Introducing Iddi

Iddi Saaka is a dancer, choreographer, drummer, dance teacher, and performer from Ghana. He earned his diploma at the University of Ghana, then came to the United States to attend UCLA for his Master’s in Fine Arts. In 2008, Iddi applied and gained the position of West African Dance professor at Wesleyan. In addition to teaching and performing, Iddi is involved in many campus activities that go beyond the stage. This year, he is a faculty fellow for the inaugural Wesleyan’s Embodying Antiracism Initiative (EAI) Think Tank and the newest member of the Global Engagement Minor’s advisory committee. We are pleased to feature part of his story here and excited to weave his perspective into the fabric of the Fries Center for Global Studies.

Diversity and Nuance in West African Dance

When Iddi first came to Wesleyan, there was already a long history of Ghanaian performance courses. The former West African dance and West African drumming professors hailed from the prestigious Ghana Dance Company. However, Iddi wanted to give students signing up for “West African Dance” a broader survey of dance from more than just Ghana. He traveled to Guinea, Mali, and Burkina Faso to learn different styles to bring back to Wesleyan, and show the diversity of dance from across West Africa.

Through teaching West African dance, Iddi hopes for his students to expand their knowledge of the world. He wants his students to understand nuances in culture, and become better global citizens. Iddi’s personal research expands his mission of using dance to react, inform, and learn. Last spring, he researched small-scale illegal mining in Ghana, which is causing problems by polluting local water bodies and destroying arable land where people grow their food. He brought his research back to campus and created a performance with his students to address social issues in Ghana happening today.


Using Performance to “Embody Antiracism”

Iddi performing in “Threshold Sites: Feast,” choreographed and directed by Nicole Stanton (2014)

Iddi is also a faculty fellow for Wesleyan’s Embodying Antiracism Initiative (EAI) Think Tank. A recent cohort meeting facilitated by the People’s Institute for Survival and Beyond (PISAB) provided training on how to center antiracism in individual and group work.

Iddi sees a difference in how intercultural issues are addressed domestically versus internationally, but he thinks everywhere needs to be more transparent and willing to open dialogues about race and racism. What he sees in Ghana is frustration and anger at how racism impacts the lives of Ghanaians. At Wesleyan, Iddi thinks the EAI Think Tank is a good place to start looking at racism in a nuanced way to see how to find solutions.

As part of the EAI fellowship, Iddi is creating a performance with community artists from Connecticut, a master drummer from Mali, and a 2021 Wesleyan alumni. The performance looks at how one’s place of origin can open doors and opportunities for some, but close doors and create barriers for others.
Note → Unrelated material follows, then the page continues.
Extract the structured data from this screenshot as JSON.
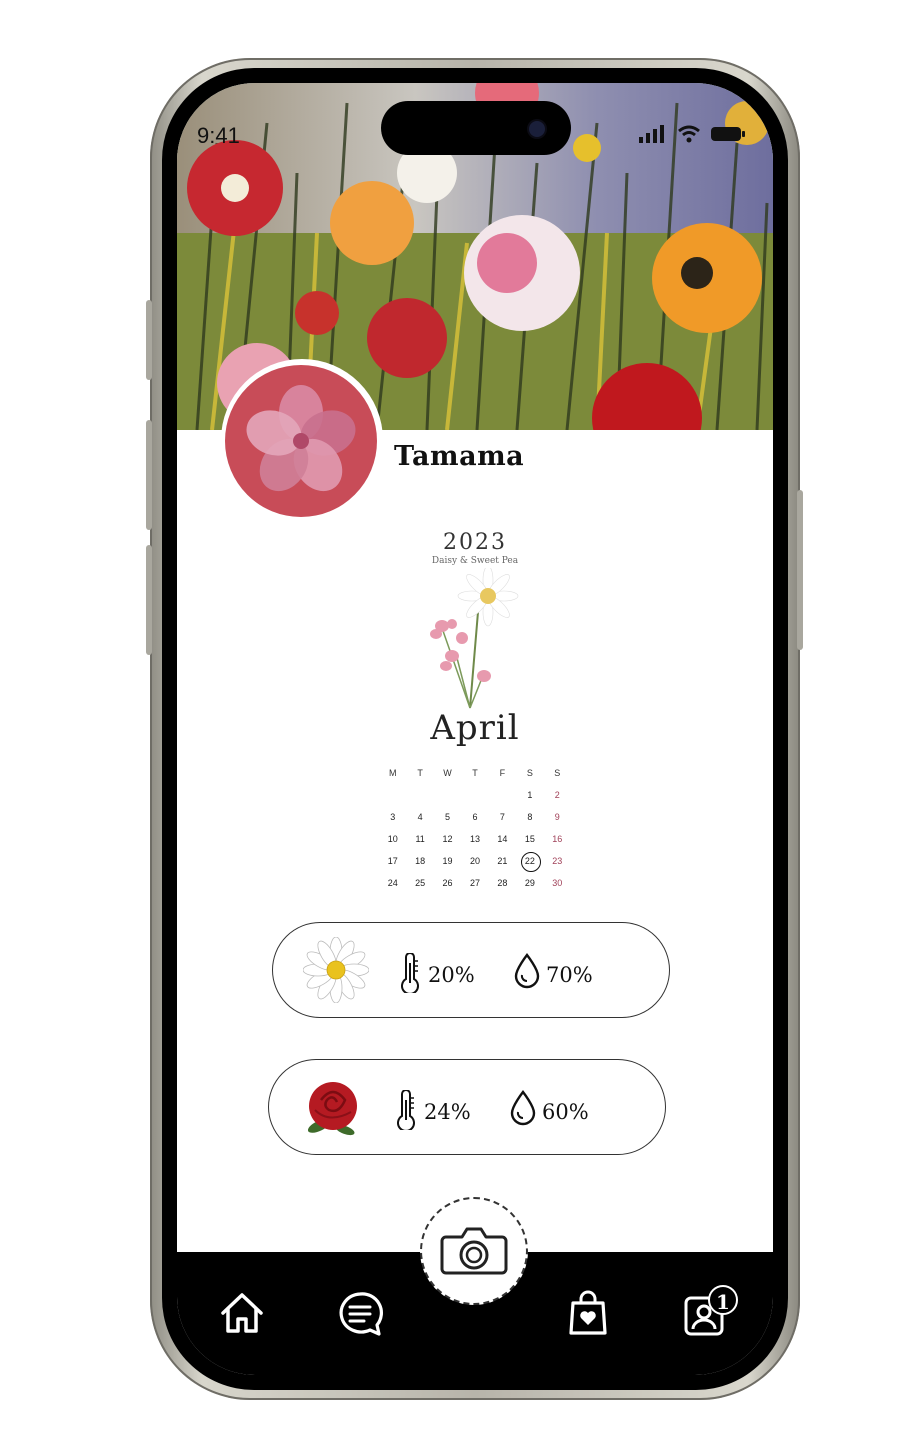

Rehearsals and group work have fostered discussion on how race and racism are tied to place, and the creative process has allowed the group to embody antiracism in their performance.
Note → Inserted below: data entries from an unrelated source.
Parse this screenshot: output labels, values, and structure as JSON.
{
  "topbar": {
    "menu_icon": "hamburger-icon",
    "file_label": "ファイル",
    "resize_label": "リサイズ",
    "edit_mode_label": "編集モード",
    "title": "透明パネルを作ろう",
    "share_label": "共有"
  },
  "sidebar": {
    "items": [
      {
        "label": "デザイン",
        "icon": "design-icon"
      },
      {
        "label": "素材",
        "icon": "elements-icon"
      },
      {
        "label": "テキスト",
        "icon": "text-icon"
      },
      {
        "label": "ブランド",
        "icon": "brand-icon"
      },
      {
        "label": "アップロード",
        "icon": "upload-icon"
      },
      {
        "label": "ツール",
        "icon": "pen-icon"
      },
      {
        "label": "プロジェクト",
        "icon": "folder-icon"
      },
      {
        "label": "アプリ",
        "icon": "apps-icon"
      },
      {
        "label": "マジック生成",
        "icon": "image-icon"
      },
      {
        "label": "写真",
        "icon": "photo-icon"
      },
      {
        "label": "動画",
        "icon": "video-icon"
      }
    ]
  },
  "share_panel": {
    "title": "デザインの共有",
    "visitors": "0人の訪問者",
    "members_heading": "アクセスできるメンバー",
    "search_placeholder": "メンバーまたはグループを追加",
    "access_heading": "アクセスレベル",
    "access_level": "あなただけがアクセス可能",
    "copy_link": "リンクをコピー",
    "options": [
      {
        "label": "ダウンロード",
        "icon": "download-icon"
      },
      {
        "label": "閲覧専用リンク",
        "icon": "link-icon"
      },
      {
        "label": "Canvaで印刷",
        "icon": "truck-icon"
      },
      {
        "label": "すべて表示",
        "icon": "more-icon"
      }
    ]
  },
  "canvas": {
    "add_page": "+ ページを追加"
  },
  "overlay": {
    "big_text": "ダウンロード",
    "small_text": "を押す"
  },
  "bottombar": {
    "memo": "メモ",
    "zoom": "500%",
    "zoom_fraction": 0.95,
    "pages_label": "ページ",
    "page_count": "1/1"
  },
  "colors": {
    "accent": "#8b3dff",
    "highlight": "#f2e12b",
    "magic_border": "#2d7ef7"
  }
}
Dance and Collaboration

Poster for “Shake,” Center for Arts Theater, Wesleyan University.

Iddi has been a part of many performances during his time at Wesleyan, and he highlighted two performances as examples of how to use dance to share intercultural community:

In 2014, Iddi performed in “Threshold Sites: Feast,” choreographed and directed by Wesleyan Provost and Senior Vice President for Academic Affairs, Nicole Stanton. The dance was performed by Iddi Saaka, Rachel Boggia, Deborah Goffe, Nicholas Owens, and Nicole Stanton, through Wesleyan’s Cross Street Dance Studio. “Threshold Sites: Feast” centered around how food brings people together to share common experiences. Stanton brought a lot of people from different backgrounds to collaborate.
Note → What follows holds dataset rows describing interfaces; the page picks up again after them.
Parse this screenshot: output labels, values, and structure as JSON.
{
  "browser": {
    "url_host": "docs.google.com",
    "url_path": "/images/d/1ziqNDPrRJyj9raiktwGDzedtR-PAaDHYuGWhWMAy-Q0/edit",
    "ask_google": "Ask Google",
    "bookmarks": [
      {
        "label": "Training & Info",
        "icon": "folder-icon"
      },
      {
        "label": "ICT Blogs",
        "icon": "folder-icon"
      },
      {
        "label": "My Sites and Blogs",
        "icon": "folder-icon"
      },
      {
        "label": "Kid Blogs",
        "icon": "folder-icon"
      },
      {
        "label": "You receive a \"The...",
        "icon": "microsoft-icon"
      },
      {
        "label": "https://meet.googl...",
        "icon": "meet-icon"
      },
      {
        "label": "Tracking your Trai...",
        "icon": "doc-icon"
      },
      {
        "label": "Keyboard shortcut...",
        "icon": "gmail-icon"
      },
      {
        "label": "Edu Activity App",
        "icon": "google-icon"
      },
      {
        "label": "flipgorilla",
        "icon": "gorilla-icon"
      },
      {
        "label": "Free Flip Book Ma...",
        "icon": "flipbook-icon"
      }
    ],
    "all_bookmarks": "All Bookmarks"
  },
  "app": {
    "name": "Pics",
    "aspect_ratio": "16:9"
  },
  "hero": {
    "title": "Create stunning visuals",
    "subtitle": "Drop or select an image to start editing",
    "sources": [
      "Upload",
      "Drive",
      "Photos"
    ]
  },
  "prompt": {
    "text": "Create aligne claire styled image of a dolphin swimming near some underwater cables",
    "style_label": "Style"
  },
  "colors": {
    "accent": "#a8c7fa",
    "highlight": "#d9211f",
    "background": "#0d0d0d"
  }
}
In 2018, Iddi choreographed and performed “Shake” with Rachel Boggia, a 25-minute duet looking at friendship through different movement backgrounds. Boggia was the Associate Professor of Dance and Acting Director of Dance at Bates College and is now an Associate Professor of Dance and Chair of the Department of Dance at Connecticut College. “Shake” combined Boggia’s contemporary dance background with Iddi’s West African Dance background to see where the style and forms can meet and where they are apart.


Dance as an Intercultural Learning Tool

Students from the West African dance class performing in concert.

Wesleyan students and faculty can participate in dance productions through the many groups that audition and call for performers on campus. This year, Iddi’s dance class will be performing at the West African Drumming and Dance Concert on Sunday, December 4, 2022 at 8:00pm in the Crowell Concert Hall. Wesleyan offers dance classes focusing on different global styles including West African, Afro-Brazilian, Javanese, South Indian, and more.

“The dance in the classroom is not just about shaking their body. We are learning. We are reading about culture. Why were these dances created in the first place, and what function do they play in Ghanaian society? When do we create it? When the dances are done in Ghana today, do they still maintain the same meaning created originally, many many years ago?”

West African dance is not just about the past, but the present and future. Through learning dance and engaging with the history and social context behind dance styles, Iddi creates learning opportunities where students can “engage as active and positive players in a world that is forever in need of open and critical minds, healing, appreciation, and respect for cultural difference and diversity.”

– Megan Bauerle ’24,